## INFORMATION
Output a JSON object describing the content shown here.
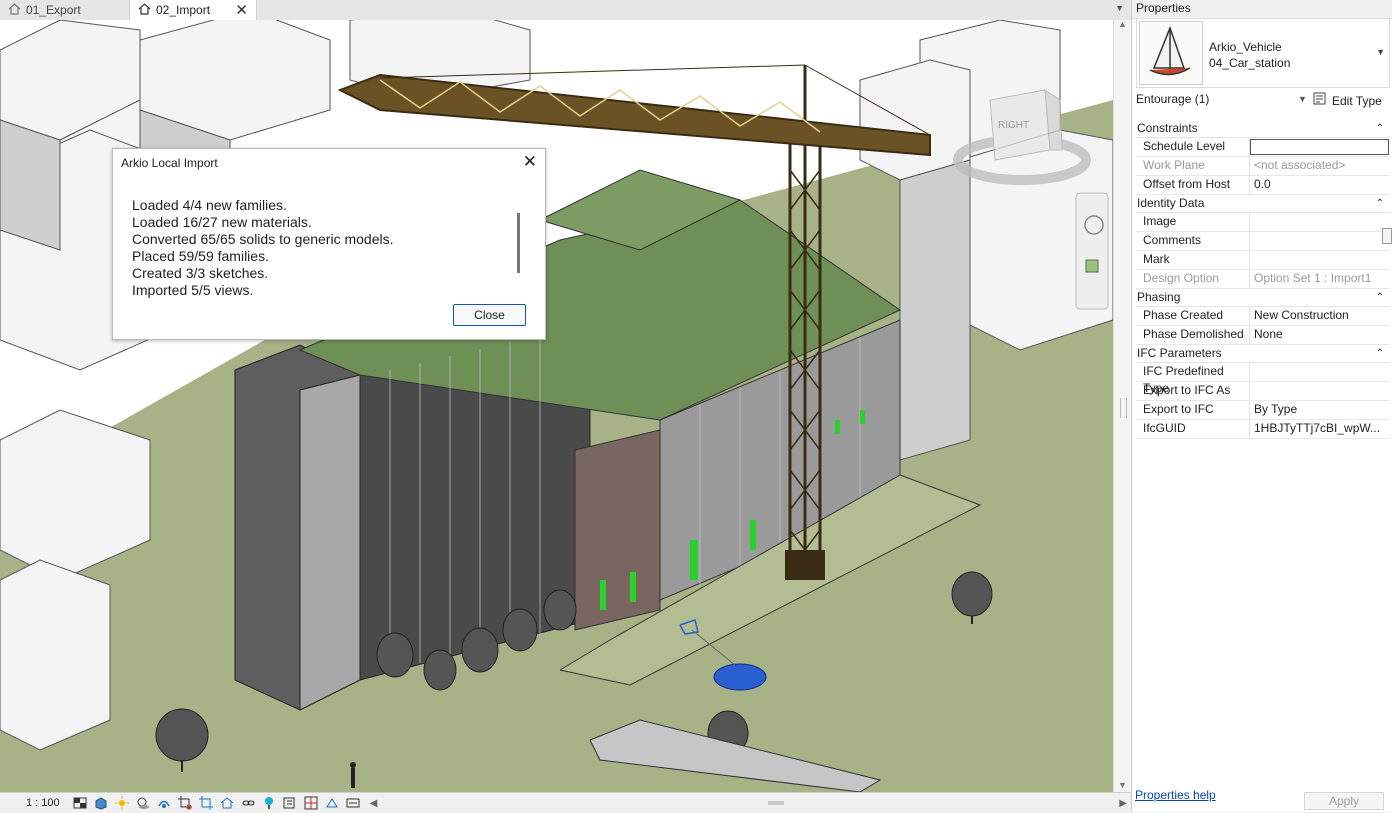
{
  "tabs": [
    {
      "label": "01_Export",
      "active": false
    },
    {
      "label": "02_Import",
      "active": true
    }
  ],
  "dialog": {
    "title": "Arkio Local Import",
    "lines": [
      "Loaded 4/4 new families.",
      "Loaded 16/27 new materials.",
      "Converted 65/65 solids to generic models.",
      "Placed 59/59 families.",
      "Created 3/3 sketches.",
      "Imported 5/5 views."
    ],
    "close_label": "Close"
  },
  "viewcube": {
    "face_label": "RIGHT"
  },
  "statusbar": {
    "scale": "1 : 100"
  },
  "properties": {
    "title": "Properties",
    "type_name_line1": "Arkio_Vehicle",
    "type_name_line2": "04_Car_station",
    "instance_filter": "Entourage (1)",
    "edit_type_label": "Edit Type",
    "groups": {
      "constraints": {
        "label": "Constraints",
        "rows": [
          {
            "k": "Schedule Level",
            "v": ""
          },
          {
            "k": "Work Plane",
            "v": "<not associated>"
          },
          {
            "k": "Offset from Host",
            "v": "0.0"
          }
        ]
      },
      "identity": {
        "label": "Identity Data",
        "rows": [
          {
            "k": "Image",
            "v": ""
          },
          {
            "k": "Comments",
            "v": ""
          },
          {
            "k": "Mark",
            "v": ""
          },
          {
            "k": "Design Option",
            "v": "Option Set 1 : Import1"
          }
        ]
      },
      "phasing": {
        "label": "Phasing",
        "rows": [
          {
            "k": "Phase Created",
            "v": "New Construction"
          },
          {
            "k": "Phase Demolished",
            "v": "None"
          }
        ]
      },
      "ifc": {
        "label": "IFC Parameters",
        "rows": [
          {
            "k": "IFC Predefined Type",
            "v": ""
          },
          {
            "k": "Export to IFC As",
            "v": ""
          },
          {
            "k": "Export to IFC",
            "v": "By Type"
          },
          {
            "k": "IfcGUID",
            "v": "1HBJTyTTj7cBI_wpW..."
          }
        ]
      }
    },
    "help_label": "Properties help",
    "apply_label": "Apply"
  },
  "colors": {
    "sky": "#ffffff",
    "ground": "#a8b589",
    "building": "#d9d9d9",
    "crane": "#5c4a2a",
    "accent": "#0d57b3",
    "selection": "#2a5fd0"
  }
}
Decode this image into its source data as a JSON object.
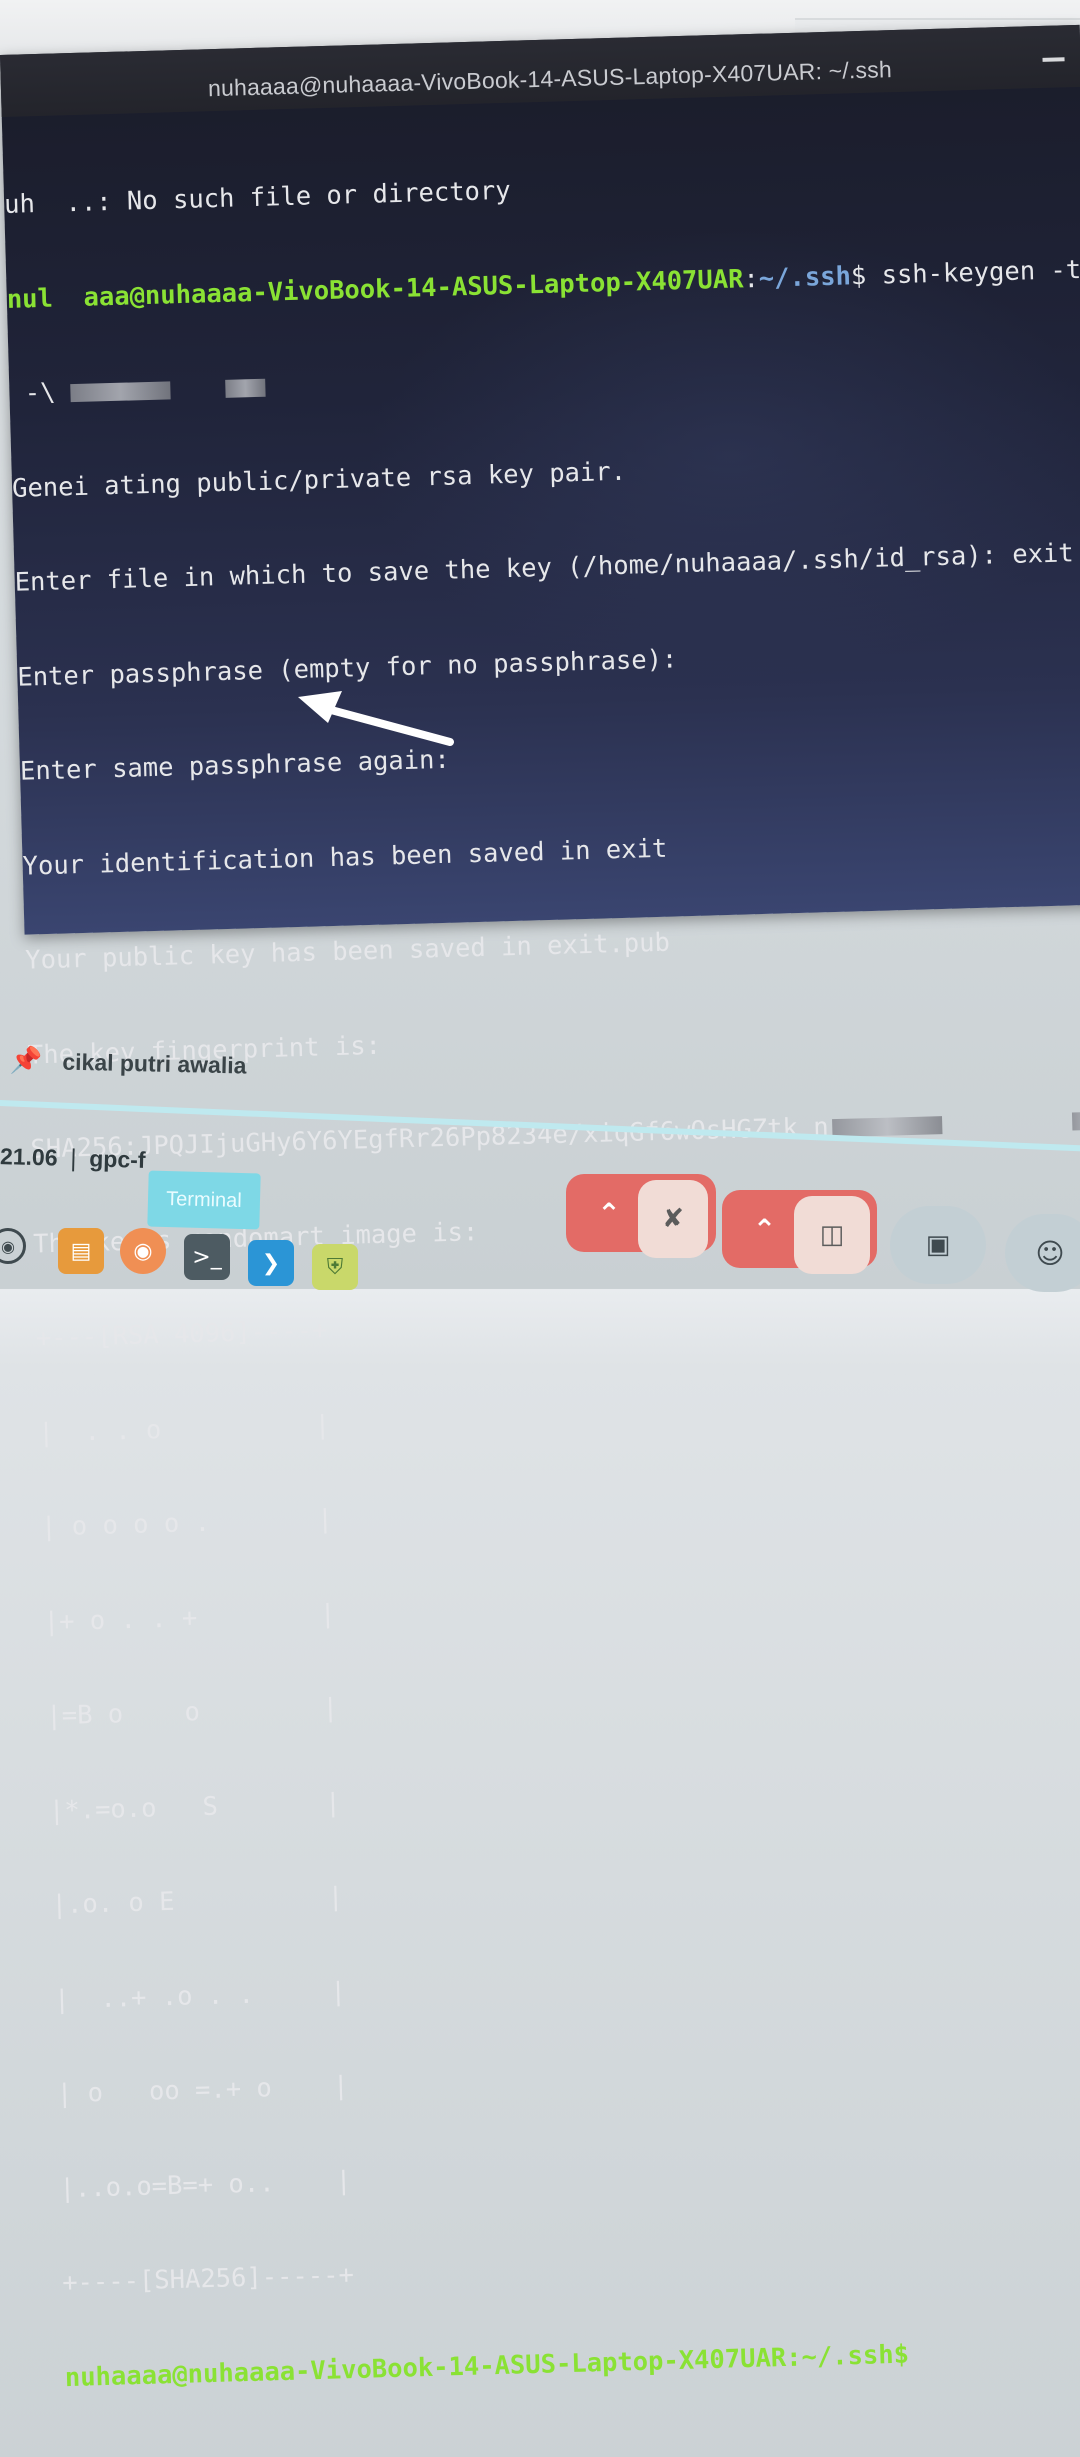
{
  "window": {
    "title": "nuhaaaa@nuhaaaa-VivoBook-14-ASUS-Laptop-X407UAR: ~/.ssh"
  },
  "terminal": {
    "l1": "uh  ..: No such file or directory",
    "l2_prompt_user": "nul  aaa@nuhaaaa-VivoBook-14-ASUS-Laptop-X407UAR",
    "l2_prompt_sep": ":",
    "l2_prompt_path": "~/.ssh",
    "l2_prompt_end": "$ ",
    "l2_cmd": "ssh-keygen -t rsa",
    "l3": " -\\",
    "l4": "Genei ating public/private rsa key pair.",
    "l5": "Enter file in which to save the key (/home/nuhaaaa/.ssh/id_rsa): exit",
    "l6": "Enter passphrase (empty for no passphrase):",
    "l7": "Enter same passphrase again:",
    "l8": "Your identification has been saved in exit",
    "l9": "Your public key has been saved in exit.pub",
    "l10": "The key fingerprint is:",
    "l11": "SHA256:JPQJIjuGHy6Y6YEgfRr26Pp8234e/xiqGf6wOsHGZtk n",
    "l12": "The key's randomart image is:",
    "art": [
      "+---[RSA 4096]----+",
      "|  . . o          |",
      "| o o o o .       |",
      "|+ o . . +        |",
      "|=B o    o        |",
      "|*.=o.o   S       |",
      "|.o. o E          |",
      "|  ..+ .o . .     |",
      "| o   oo =.+ o    |",
      "|..o.o=B=+ o..    |",
      "+----[SHA256]-----+"
    ],
    "final_prompt": "nuhaaaa@nuhaaaa-VivoBook-14-ASUS-Laptop-X407UAR:~/.ssh$"
  },
  "meeting": {
    "pinned_name": "cikal putri awalia",
    "time": "21.06",
    "separator": "|",
    "meeting_code": "gpc-f"
  },
  "taskbar": {
    "tooltip": "Terminal"
  },
  "colors": {
    "prompt_green": "#8ae234",
    "prompt_blue": "#7aa6da",
    "control_red": "#e36b66"
  }
}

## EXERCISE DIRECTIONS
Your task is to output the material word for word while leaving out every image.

## ANSWER TO THE EXERCISE
Output a JSON object describing the content shown here.
{
  "tabs": [
    {
      "label": "01_Export",
      "active": false
    },
    {
      "label": "02_Import",
      "active": true
    }
  ],
  "dialog": {
    "title": "Arkio Local Import",
    "lines": [
      "Loaded 4/4 new families.",
      "Loaded 16/27 new materials.",
      "Converted 65/65 solids to generic models.",
      "Placed 59/59 families.",
      "Created 3/3 sketches.",
      "Imported 5/5 views."
    ],
    "close_label": "Close"
  },
  "viewcube": {
    "face_label": "RIGHT"
  },
  "statusbar": {
    "scale": "1 : 100"
  },
  "properties": {
    "title": "Properties",
    "type_name_line1": "Arkio_Vehicle",
    "type_name_line2": "04_Car_station",
    "instance_filter": "Entourage (1)",
    "edit_type_label": "Edit Type",
    "groups": {
      "constraints": {
        "label": "Constraints",
        "rows": [
          {
            "k": "Schedule Level",
            "v": ""
          },
          {
            "k": "Work Plane",
            "v": "<not associated>"
          },
          {
            "k": "Offset from Host",
            "v": "0.0"
          }
        ]
      },
      "identity": {
        "label": "Identity Data",
        "rows": [
          {
            "k": "Image",
            "v": ""
          },
          {
            "k": "Comments",
            "v": ""
          },
          {
            "k": "Mark",
            "v": ""
          },
          {
            "k": "Design Option",
            "v": "Option Set 1 : Import1"
          }
        ]
      },
      "phasing": {
        "label": "Phasing",
        "rows": [
          {
            "k": "Phase Created",
            "v": "New Construction"
          },
          {
            "k": "Phase Demolished",
            "v": "None"
          }
        ]
      },
      "ifc": {
        "label": "IFC Parameters",
        "rows": [
          {
            "k": "IFC Predefined Type",
            "v": ""
          },
          {
            "k": "Export to IFC As",
            "v": ""
          },
          {
            "k": "Export to IFC",
            "v": "By Type"
          },
          {
            "k": "IfcGUID",
            "v": "1HBJTyTTj7cBI_wpW..."
          }
        ]
      }
    },
    "help_label": "Properties help",
    "apply_label": "Apply"
  },
  "colors": {
    "sky": "#ffffff",
    "ground": "#a8b589",
    "building": "#d9d9d9",
    "crane": "#5c4a2a",
    "accent": "#0d57b3",
    "selection": "#2a5fd0"
  }
}
Decode this image into its source data as a JSON object.
{
  "window": {
    "title": "nuhaaaa@nuhaaaa-VivoBook-14-ASUS-Laptop-X407UAR: ~/.ssh"
  },
  "terminal": {
    "l1": "uh  ..: No such file or directory",
    "l2_prompt_user": "nul  aaa@nuhaaaa-VivoBook-14-ASUS-Laptop-X407UAR",
    "l2_prompt_sep": ":",
    "l2_prompt_path": "~/.ssh",
    "l2_prompt_end": "$ ",
    "l2_cmd": "ssh-keygen -t rsa",
    "l3": " -\\",
    "l4": "Genei ating public/private rsa key pair.",
    "l5": "Enter file in which to save the key (/home/nuhaaaa/.ssh/id_rsa): exit",
    "l6": "Enter passphrase (empty for no passphrase):",
    "l7": "Enter same passphrase again:",
    "l8": "Your identification has been saved in exit",
    "l9": "Your public key has been saved in exit.pub",
    "l10": "The key fingerprint is:",
    "l11": "SHA256:JPQJIjuGHy6Y6YEgfRr26Pp8234e/xiqGf6wOsHGZtk n",
    "l12": "The key's randomart image is:",
    "art": [
      "+---[RSA 4096]----+",
      "|  . . o          |",
      "| o o o o .       |",
      "|+ o . . +        |",
      "|=B o    o        |",
      "|*.=o.o   S       |",
      "|.o. o E          |",
      "|  ..+ .o . .     |",
      "| o   oo =.+ o    |",
      "|..o.o=B=+ o..    |",
      "+----[SHA256]-----+"
    ],
    "final_prompt": "nuhaaaa@nuhaaaa-VivoBook-14-ASUS-Laptop-X407UAR:~/.ssh$"
  },
  "meeting": {
    "pinned_name": "cikal putri awalia",
    "time": "21.06",
    "separator": "|",
    "meeting_code": "gpc-f"
  },
  "taskbar": {
    "tooltip": "Terminal"
  },
  "colors": {
    "prompt_green": "#8ae234",
    "prompt_blue": "#7aa6da",
    "control_red": "#e36b66"
  }
}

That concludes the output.